(Element data from apps and pages)
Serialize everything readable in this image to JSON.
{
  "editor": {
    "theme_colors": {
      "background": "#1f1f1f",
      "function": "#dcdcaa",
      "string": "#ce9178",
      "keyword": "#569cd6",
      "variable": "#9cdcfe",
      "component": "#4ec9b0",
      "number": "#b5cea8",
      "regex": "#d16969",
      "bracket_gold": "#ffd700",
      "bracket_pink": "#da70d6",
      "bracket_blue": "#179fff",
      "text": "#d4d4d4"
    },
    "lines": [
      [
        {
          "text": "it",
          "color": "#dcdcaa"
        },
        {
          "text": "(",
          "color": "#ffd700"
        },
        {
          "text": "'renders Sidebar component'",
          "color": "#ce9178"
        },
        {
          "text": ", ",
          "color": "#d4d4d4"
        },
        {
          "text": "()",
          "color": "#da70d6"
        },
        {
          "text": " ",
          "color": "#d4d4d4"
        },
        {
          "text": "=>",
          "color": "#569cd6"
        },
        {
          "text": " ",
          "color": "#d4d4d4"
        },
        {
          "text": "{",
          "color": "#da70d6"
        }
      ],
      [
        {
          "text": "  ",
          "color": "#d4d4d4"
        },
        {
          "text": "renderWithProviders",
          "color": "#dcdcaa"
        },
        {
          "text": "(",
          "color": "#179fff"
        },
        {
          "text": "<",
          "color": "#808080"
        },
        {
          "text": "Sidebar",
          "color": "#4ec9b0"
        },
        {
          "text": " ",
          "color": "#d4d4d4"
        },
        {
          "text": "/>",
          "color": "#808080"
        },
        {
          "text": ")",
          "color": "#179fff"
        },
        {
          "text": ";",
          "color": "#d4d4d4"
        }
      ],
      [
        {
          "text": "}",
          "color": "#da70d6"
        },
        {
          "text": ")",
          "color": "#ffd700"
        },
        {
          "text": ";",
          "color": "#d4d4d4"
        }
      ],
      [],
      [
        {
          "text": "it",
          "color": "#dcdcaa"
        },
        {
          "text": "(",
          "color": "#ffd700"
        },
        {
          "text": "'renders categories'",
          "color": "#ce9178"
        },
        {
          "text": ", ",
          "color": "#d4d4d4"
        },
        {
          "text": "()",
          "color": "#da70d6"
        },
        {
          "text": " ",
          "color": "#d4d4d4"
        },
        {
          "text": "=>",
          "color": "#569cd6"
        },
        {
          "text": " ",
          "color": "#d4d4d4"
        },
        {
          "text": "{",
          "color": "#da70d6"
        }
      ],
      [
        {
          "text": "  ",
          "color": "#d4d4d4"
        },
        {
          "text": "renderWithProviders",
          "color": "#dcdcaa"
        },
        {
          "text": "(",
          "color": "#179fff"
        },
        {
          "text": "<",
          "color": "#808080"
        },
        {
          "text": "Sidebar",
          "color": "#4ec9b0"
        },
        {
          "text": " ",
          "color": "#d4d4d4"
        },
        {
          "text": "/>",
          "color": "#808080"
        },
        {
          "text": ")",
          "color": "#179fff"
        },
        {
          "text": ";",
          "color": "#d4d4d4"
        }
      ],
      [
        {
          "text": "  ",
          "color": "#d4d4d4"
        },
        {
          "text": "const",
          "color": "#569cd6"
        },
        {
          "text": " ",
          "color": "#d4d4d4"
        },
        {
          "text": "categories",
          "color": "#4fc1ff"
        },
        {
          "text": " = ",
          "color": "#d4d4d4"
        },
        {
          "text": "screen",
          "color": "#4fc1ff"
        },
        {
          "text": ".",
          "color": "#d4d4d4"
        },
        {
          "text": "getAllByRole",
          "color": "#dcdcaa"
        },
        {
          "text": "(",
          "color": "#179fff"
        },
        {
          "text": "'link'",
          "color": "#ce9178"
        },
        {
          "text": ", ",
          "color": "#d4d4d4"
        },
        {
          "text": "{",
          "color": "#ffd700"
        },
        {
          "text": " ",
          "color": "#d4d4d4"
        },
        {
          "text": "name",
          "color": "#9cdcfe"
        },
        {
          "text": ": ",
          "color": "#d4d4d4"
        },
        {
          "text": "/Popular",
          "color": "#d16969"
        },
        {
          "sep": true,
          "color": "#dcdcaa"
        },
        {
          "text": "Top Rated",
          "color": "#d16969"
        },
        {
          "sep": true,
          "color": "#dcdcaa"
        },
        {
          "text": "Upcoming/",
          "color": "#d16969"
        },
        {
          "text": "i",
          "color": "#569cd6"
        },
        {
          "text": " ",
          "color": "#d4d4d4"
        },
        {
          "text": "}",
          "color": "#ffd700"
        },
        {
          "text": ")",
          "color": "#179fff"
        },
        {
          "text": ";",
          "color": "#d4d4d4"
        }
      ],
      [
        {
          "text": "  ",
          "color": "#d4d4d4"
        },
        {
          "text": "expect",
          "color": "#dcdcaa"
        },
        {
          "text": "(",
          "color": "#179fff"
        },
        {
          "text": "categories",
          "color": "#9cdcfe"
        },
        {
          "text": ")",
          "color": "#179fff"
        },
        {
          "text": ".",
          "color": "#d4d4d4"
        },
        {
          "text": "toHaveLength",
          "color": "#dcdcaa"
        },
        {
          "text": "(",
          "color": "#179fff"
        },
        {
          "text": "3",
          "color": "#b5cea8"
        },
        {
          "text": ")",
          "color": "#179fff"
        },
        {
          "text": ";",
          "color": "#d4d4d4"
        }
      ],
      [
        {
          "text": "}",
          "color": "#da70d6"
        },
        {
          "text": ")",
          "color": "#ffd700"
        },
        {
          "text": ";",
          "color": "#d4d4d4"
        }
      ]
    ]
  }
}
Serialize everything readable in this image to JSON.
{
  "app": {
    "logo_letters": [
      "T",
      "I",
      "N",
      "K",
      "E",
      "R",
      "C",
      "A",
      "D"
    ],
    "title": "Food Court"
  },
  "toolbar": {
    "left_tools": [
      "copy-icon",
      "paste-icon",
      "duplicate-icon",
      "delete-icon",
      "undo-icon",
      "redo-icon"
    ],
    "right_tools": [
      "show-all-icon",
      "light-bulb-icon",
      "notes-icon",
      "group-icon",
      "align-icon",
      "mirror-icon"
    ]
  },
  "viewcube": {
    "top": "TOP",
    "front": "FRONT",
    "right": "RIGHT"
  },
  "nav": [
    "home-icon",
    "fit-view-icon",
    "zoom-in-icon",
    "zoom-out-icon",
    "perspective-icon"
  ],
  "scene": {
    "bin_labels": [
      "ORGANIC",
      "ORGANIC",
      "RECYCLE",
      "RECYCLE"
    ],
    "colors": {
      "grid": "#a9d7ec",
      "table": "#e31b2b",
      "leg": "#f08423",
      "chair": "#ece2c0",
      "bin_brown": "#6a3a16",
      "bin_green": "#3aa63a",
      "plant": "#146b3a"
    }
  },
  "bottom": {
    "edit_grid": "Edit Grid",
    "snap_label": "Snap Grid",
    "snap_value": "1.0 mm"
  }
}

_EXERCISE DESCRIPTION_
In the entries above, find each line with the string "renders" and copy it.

_SOLUTION TO THIS TASK_
          "text": "'renders Sidebar component'",
          "text": "'renders categories'",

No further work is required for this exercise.